_EXERCISE_.
Retype each of the entries below exactly as written.

---------- EXERCISE DATA ----------

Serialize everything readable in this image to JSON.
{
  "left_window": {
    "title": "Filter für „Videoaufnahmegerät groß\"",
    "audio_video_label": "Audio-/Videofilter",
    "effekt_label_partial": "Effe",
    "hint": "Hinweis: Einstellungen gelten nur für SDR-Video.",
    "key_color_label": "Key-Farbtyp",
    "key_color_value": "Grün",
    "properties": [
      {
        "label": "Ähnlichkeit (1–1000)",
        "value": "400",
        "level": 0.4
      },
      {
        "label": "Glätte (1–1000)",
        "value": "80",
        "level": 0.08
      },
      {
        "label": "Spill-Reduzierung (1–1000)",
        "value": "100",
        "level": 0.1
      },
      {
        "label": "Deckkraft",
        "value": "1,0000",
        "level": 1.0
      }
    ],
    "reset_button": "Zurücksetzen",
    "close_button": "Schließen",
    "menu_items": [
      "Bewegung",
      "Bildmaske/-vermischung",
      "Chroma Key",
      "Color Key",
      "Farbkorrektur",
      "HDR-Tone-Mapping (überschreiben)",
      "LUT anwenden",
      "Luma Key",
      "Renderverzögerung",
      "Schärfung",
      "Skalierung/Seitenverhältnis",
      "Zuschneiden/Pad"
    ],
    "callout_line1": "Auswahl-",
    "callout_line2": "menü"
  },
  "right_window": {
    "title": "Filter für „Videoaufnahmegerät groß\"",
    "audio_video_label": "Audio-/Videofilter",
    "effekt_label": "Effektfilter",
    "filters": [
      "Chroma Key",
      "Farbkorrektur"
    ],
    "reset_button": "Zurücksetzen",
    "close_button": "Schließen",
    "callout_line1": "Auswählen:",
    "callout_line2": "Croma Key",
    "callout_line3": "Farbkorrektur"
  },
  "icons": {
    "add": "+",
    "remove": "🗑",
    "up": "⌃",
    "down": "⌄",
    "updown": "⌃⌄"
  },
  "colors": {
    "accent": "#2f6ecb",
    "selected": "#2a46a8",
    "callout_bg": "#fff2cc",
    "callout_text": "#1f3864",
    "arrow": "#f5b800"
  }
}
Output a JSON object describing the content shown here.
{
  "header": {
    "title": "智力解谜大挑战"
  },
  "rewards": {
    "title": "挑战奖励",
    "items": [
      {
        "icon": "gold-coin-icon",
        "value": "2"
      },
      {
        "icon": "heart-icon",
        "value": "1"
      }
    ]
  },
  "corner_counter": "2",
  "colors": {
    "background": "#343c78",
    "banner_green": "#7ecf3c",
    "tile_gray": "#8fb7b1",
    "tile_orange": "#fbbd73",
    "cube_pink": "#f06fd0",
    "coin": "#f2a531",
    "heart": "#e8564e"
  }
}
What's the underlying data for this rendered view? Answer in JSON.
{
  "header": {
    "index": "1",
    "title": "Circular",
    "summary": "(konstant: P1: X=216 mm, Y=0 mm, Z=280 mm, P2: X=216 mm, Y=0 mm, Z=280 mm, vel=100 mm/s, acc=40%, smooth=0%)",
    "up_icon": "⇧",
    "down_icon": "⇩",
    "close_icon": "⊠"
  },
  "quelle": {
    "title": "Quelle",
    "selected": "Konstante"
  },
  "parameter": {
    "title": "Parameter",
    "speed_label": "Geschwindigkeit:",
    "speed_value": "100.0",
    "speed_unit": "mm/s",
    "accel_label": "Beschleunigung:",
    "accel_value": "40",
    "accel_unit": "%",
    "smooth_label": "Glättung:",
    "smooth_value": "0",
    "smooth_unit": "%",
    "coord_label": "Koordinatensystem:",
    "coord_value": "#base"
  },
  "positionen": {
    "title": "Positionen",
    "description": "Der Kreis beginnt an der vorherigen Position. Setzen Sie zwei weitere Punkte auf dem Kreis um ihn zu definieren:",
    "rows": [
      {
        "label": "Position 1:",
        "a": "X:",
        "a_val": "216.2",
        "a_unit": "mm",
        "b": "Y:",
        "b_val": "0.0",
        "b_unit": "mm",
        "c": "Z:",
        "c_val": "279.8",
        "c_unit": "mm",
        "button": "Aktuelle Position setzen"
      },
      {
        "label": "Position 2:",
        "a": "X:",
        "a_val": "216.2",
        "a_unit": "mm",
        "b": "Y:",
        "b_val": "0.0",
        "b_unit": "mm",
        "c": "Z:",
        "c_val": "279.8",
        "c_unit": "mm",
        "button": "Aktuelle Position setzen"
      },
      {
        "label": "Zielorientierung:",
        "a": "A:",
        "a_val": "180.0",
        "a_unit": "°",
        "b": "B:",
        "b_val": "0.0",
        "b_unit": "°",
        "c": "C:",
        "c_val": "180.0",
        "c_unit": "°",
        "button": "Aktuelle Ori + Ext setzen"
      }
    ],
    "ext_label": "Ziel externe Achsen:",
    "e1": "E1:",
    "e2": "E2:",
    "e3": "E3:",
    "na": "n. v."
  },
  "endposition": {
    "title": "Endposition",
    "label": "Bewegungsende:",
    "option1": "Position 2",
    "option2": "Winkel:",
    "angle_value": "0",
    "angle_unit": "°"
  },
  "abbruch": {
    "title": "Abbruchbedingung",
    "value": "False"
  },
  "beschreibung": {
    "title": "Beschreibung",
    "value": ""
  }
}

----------

_ANSWER TO THIS PROBLEM_.
Serialize everything readable in this image to JSON.
{
  "left_window": {
    "title": "Filter für „Videoaufnahmegerät groß\"",
    "audio_video_label": "Audio-/Videofilter",
    "effekt_label_partial": "Effe",
    "hint": "Hinweis: Einstellungen gelten nur für SDR-Video.",
    "key_color_label": "Key-Farbtyp",
    "key_color_value": "Grün",
    "properties": [
      {
        "label": "Ähnlichkeit (1–1000)",
        "value": "400",
        "level": 0.4
      },
      {
        "label": "Glätte (1–1000)",
        "value": "80",
        "level": 0.08
      },
      {
        "label": "Spill-Reduzierung (1–1000)",
        "value": "100",
        "level": 0.1
      },
      {
        "label": "Deckkraft",
        "value": "1,0000",
        "level": 1.0
      }
    ],
    "reset_button": "Zurücksetzen",
    "close_button": "Schließen",
    "menu_items": [
      "Bewegung",
      "Bildmaske/-vermischung",
      "Chroma Key",
      "Color Key",
      "Farbkorrektur",
      "HDR-Tone-Mapping (überschreiben)",
      "LUT anwenden",
      "Luma Key",
      "Renderverzögerung",
      "Schärfung",
      "Skalierung/Seitenverhältnis",
      "Zuschneiden/Pad"
    ],
    "callout_line1": "Auswahl-",
    "callout_line2": "menü"
  },
  "right_window": {
    "title": "Filter für „Videoaufnahmegerät groß\"",
    "audio_video_label": "Audio-/Videofilter",
    "effekt_label": "Effektfilter",
    "filters": [
      "Chroma Key",
      "Farbkorrektur"
    ],
    "reset_button": "Zurücksetzen",
    "close_button": "Schließen",
    "callout_line1": "Auswählen:",
    "callout_line2": "Croma Key",
    "callout_line3": "Farbkorrektur"
  },
  "icons": {
    "add": "+",
    "remove": "🗑",
    "up": "⌃",
    "down": "⌄",
    "updown": "⌃⌄"
  },
  "colors": {
    "accent": "#2f6ecb",
    "selected": "#2a46a8",
    "callout_bg": "#fff2cc",
    "callout_text": "#1f3864",
    "arrow": "#f5b800"
  }
}
Output a JSON object describing the content shown here.
{
  "header": {
    "title": "智力解谜大挑战"
  },
  "rewards": {
    "title": "挑战奖励",
    "items": [
      {
        "icon": "gold-coin-icon",
        "value": "2"
      },
      {
        "icon": "heart-icon",
        "value": "1"
      }
    ]
  },
  "corner_counter": "2",
  "colors": {
    "background": "#343c78",
    "banner_green": "#7ecf3c",
    "tile_gray": "#8fb7b1",
    "tile_orange": "#fbbd73",
    "cube_pink": "#f06fd0",
    "coin": "#f2a531",
    "heart": "#e8564e"
  }
}
What's the underlying data for this rendered view? Answer in JSON.
{
  "header": {
    "index": "1",
    "title": "Circular",
    "summary": "(konstant: P1: X=216 mm, Y=0 mm, Z=280 mm, P2: X=216 mm, Y=0 mm, Z=280 mm, vel=100 mm/s, acc=40%, smooth=0%)",
    "up_icon": "⇧",
    "down_icon": "⇩",
    "close_icon": "⊠"
  },
  "quelle": {
    "title": "Quelle",
    "selected": "Konstante"
  },
  "parameter": {
    "title": "Parameter",
    "speed_label": "Geschwindigkeit:",
    "speed_value": "100.0",
    "speed_unit": "mm/s",
    "accel_label": "Beschleunigung:",
    "accel_value": "40",
    "accel_unit": "%",
    "smooth_label": "Glättung:",
    "smooth_value": "0",
    "smooth_unit": "%",
    "coord_label": "Koordinatensystem:",
    "coord_value": "#base"
  },
  "positionen": {
    "title": "Positionen",
    "description": "Der Kreis beginnt an der vorherigen Position. Setzen Sie zwei weitere Punkte auf dem Kreis um ihn zu definieren:",
    "rows": [
      {
        "label": "Position 1:",
        "a": "X:",
        "a_val": "216.2",
        "a_unit": "mm",
        "b": "Y:",
        "b_val": "0.0",
        "b_unit": "mm",
        "c": "Z:",
        "c_val": "279.8",
        "c_unit": "mm",
        "button": "Aktuelle Position setzen"
      },
      {
        "label": "Position 2:",
        "a": "X:",
        "a_val": "216.2",
        "a_unit": "mm",
        "b": "Y:",
        "b_val": "0.0",
        "b_unit": "mm",
        "c": "Z:",
        "c_val": "279.8",
        "c_unit": "mm",
        "button": "Aktuelle Position setzen"
      },
      {
        "label": "Zielorientierung:",
        "a": "A:",
        "a_val": "180.0",
        "a_unit": "°",
        "b": "B:",
        "b_val": "0.0",
        "b_unit": "°",
        "c": "C:",
        "c_val": "180.0",
        "c_unit": "°",
        "button": "Aktuelle Ori + Ext setzen"
      }
    ],
    "ext_label": "Ziel externe Achsen:",
    "e1": "E1:",
    "e2": "E2:",
    "e3": "E3:",
    "na": "n. v."
  },
  "endposition": {
    "title": "Endposition",
    "label": "Bewegungsende:",
    "option1": "Position 2",
    "option2": "Winkel:",
    "angle_value": "0",
    "angle_unit": "°"
  },
  "abbruch": {
    "title": "Abbruchbedingung",
    "value": "False"
  },
  "beschreibung": {
    "title": "Beschreibung",
    "value": ""
  }
}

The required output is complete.